I remember getting the call. Our mutual friend Curtis, with whom I hadn’t spoken to for a while, tracked me down by figuring out where I worked. He left a vague message on my answering machine at work. When I called his parents’ house, his mom told me what she knew. It sounded ridiculous, impossible. Terra was supposed to live forever. We were going to grow old together, two crazy old ladies flipping society the bird and doing whatever the hell we wanted. How could my partner in crime be gone?
I’d taken her for granted. I’d left Newfoundland for two years by then, always meant to go back, but then there was a whole other world to experience…and I figured Newfoundland would always be there…
I remember my last phone conversation with her, from my apartment in Williams Lake. I’d started writing songs, wrote a song about her on the little acoustic Yamaha. I tried playing a bit of it over the phone, which or course she couldn’t hear very well. It was a song about missing her, goddammit. I told her I probably wouldn’t get to come back for another couple of years, that’s the way it is when you only have 3 weeks of holidays a year. I wish I hadn’t said that. I wish I’d told her to come visit me. I mailed her a parcel shortly before she died, can’t remember what else was in it but the purple and blue paper mache crow, which she hung from the ceiling in the living room of her mom’s house.

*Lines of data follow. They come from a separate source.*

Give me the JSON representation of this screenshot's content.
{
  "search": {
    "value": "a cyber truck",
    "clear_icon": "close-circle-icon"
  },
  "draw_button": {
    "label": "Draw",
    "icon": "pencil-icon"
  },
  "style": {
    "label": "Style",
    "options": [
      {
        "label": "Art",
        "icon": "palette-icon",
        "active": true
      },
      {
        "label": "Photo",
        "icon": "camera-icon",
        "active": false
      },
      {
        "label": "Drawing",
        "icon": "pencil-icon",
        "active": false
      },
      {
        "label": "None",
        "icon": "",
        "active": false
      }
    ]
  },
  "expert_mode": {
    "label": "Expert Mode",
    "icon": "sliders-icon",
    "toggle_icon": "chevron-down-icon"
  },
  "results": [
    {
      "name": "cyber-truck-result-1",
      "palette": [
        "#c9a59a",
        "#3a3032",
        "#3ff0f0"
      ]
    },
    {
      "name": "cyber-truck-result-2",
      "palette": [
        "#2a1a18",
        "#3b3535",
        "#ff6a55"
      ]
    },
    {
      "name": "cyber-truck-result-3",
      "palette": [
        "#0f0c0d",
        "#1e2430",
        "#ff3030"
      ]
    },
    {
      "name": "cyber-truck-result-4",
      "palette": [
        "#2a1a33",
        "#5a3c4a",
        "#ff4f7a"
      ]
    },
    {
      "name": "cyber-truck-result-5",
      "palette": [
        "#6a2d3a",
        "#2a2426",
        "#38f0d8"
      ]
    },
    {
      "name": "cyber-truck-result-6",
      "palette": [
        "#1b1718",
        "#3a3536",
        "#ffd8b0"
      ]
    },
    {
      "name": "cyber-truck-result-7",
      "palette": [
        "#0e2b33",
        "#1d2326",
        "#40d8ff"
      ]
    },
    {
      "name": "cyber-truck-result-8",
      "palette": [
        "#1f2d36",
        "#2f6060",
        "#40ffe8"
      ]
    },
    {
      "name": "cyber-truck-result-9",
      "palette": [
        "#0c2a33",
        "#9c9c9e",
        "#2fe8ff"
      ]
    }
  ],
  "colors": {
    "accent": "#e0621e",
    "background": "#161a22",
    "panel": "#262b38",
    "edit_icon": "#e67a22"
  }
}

Painful life lessons that I have never forgotten to this day: never allow yourself to get isolated when you get depressed; never allow a friend to do the same. Don’t apologize for being who you are. If you see bullshit, call it…with a smile. Laugh loudly at the ridiculousness of life. There is beauty and love everywhere, even though it may be harder to find in some places.
As present and sentient as she was, so much more than I was at her age (at 23 I still felt like society’s drone), she lacked wisdom, the perspective of time. I can’t help but wonder what she would have been like 10 years down the road. Of course, I imagine my version of Terra, which is not the complete picture. For all I know 10 years down the road she could have been in and out of the Waterford with multiple suicide attempts, drug addictions, and other sad afflictions. For better or worse, this is what those of us left have got to work with.
Terra, I miss you so much that it still hurts today as badly as it did 10 years ago. I miss laughing together, our road trips, our hikes, swims, singing, playing music, making food, everything. Do you have any idea the life lessons you taught me, even when you were alive? When you first disappeared I wondered what these lessons meant, if anything. In my own grief, I wondered if everything I shared with you had been null and void. But when I went back to St. John’s I began to understand. I think you just felt sad, and alone, and hopeless. I wish I’d been there to help you.
Okay, the song that’s really going to put me under the steamroller is coming up. Not because we listened to it together, but because I rediscovered it the following year, in a songbook that had an additional verse written in it by Pete Seeger. To read this verse of encouragement, written by my musical hero, in loving response to a song about childhood wonder transforming into delusionment written by Terra’s musical hero, it reflected everything I wish I could have communicated.
Terra, may your spirit live on forever. I love you, sister.